Ronald Koeman is best of both worlds Wenger replacement

Preparing for a dead rubber of a second leg against Bayern Munich in the last 16 of the Champions League, brings the reality home for Arsenal: they may currently have their best squad in over a decade, but the same old failings still apply.

Trapped in a Kafkaesque world where there seems to be no exit, it’s becoming clearer and clearer that Arsenal’s best hope of a metamorphosis is to part ways with Arsene Wenger. They will have to do a that eventually. And one man Arsenal should be considering is Everton manager, Ronald Koeman.

Since taking over at Southampton in 2014, he has seen his stock rise steadily. It’s clear that he saw Everton as a step forward in his career, and left the south coast on the basis that the club lacked ambition. Whether or not the Goodison Park side match that ambition in the short term remains to be seen, but it’s clear that if he’s an ambitious football manager, Arsenal is a club he’ll feel he could do a lot with.

And after a few turbulent weeks before Christmas, the Dutchman’s reputation has been on the rise once more. There is probably no other manager outside of the Premier League’s top six with the same pedigree and prestige as Koeman.

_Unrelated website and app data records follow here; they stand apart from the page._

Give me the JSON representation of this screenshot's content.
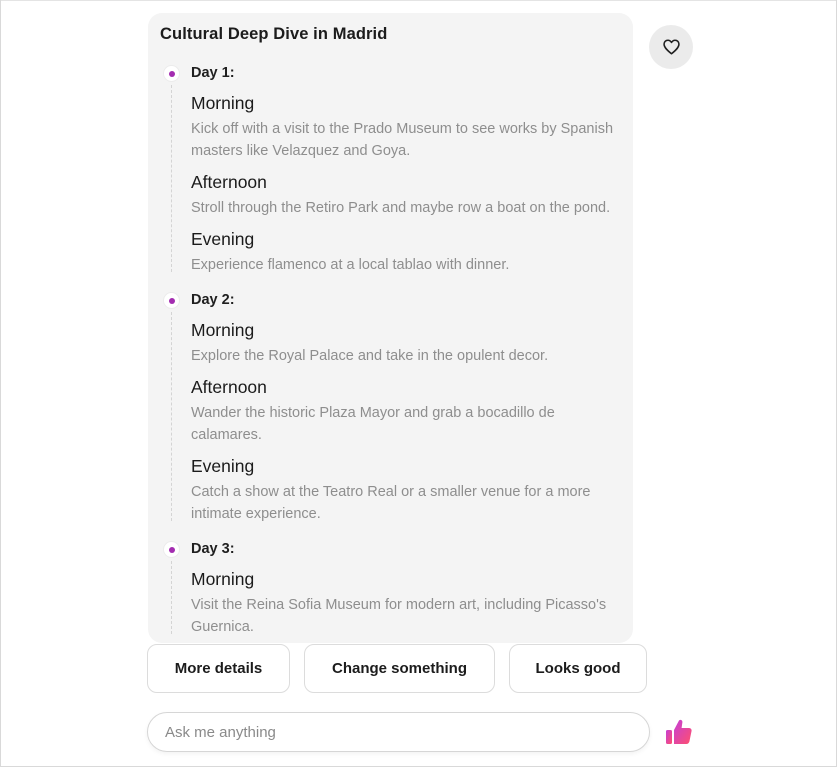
{
  "card": {
    "title": "Cultural Deep Dive in Madrid",
    "days": [
      {
        "label": "Day 1:",
        "slots": [
          {
            "title": "Morning",
            "desc": "Kick off with a visit to the Prado Museum to see works by Spanish masters like Velazquez and Goya."
          },
          {
            "title": "Afternoon",
            "desc": "Stroll through the Retiro Park and maybe row a boat on the pond."
          },
          {
            "title": "Evening",
            "desc": "Experience flamenco at a local tablao with dinner."
          }
        ]
      },
      {
        "label": "Day 2:",
        "slots": [
          {
            "title": "Morning",
            "desc": "Explore the Royal Palace and take in the opulent decor."
          },
          {
            "title": "Afternoon",
            "desc": "Wander the historic Plaza Mayor and grab a bocadillo de calamares."
          },
          {
            "title": "Evening",
            "desc": "Catch a show at the Teatro Real or a smaller venue for a more intimate experience."
          }
        ]
      },
      {
        "label": "Day 3:",
        "slots": [
          {
            "title": "Morning",
            "desc": "Visit the Reina Sofia Museum for modern art, including Picasso's Guernica."
          }
        ]
      }
    ]
  },
  "actions": {
    "more_details": "More details",
    "change_something": "Change something",
    "looks_good": "Looks good"
  },
  "input": {
    "placeholder": "Ask me anything",
    "value": ""
  },
  "icons": {
    "heart": "heart-icon",
    "thumb": "thumbs-up-icon"
  },
  "colors": {
    "accent": "#a32cb0",
    "thumb_gradient_start": "#c63fd6",
    "thumb_gradient_end": "#ff4f6e",
    "card_bg": "#f4f4f4"
  }
}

Before going any further, though, it’s worth remembering that Wenger may yet stay in the job. At the moment, we’re in the realm of speculation and that’s mostly down to the fact that Arsenal – and Wenger himself – are yet to give any confirmation or reassurance on the future of the manager.

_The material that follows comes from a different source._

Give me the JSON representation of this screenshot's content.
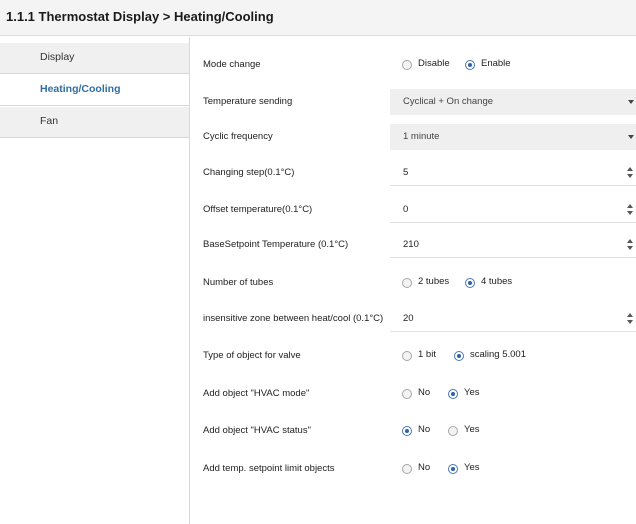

But whatever happens over the summer, Arsenal should still be looking at the market. If nothing else, the last few weeks have served as a reminder that Wenger won’t stay forever, and that we are – at the very least – entering the twilight of his time at the Emirates. And one of the men in that market who seems to suit very well as a Wenger replacement is Koeman.

Over the past decade, many men have been touted as potential Wenger replacements. But what we have seen over the past few weeks is an intensifying of the speculation: instead of young, up-and-coming managers who have shown ability and a similar philosophy to Wenger, we’ve started to see men like Max Allegri and Roberto Mancini touted with the job.

What that shows is how real the situation is getting. Arsenal, over the past 20 years, have never been part of the managerial speculation and the circus that goes with it. As a result, it’s been easy to talk about the likes of Eddie Howe or Remi Garde as potential successors to Wenger. But instead of touting these sorts of managers as genuine replacements, they are linked more as a compliment to their managerial talents and success than any real likelihood of taking over.

Now that there’s a real chance that a new man will have to take over soon, that’s stopped. It’s all well and good talking about a man who can take over and spend another 20 years at the helm, but with the pressure so high and with so many top managers in English football, Arsenal probably feel like they can’t make a mistake with this decision.

But there’s a middle ground. In order for a manager to stay around the club for a long time, they don’t need to be overly young. Wenger himself had 13 years of management experience before taking over at Arsenal.

And when you think about that, and you think about the possibility of finding a manager whose appointment wouldn’t be considered an undue risk, whose star is on the rise, and who can give his best years to Arsenal, it becomes clearer that Koeman fits the bill.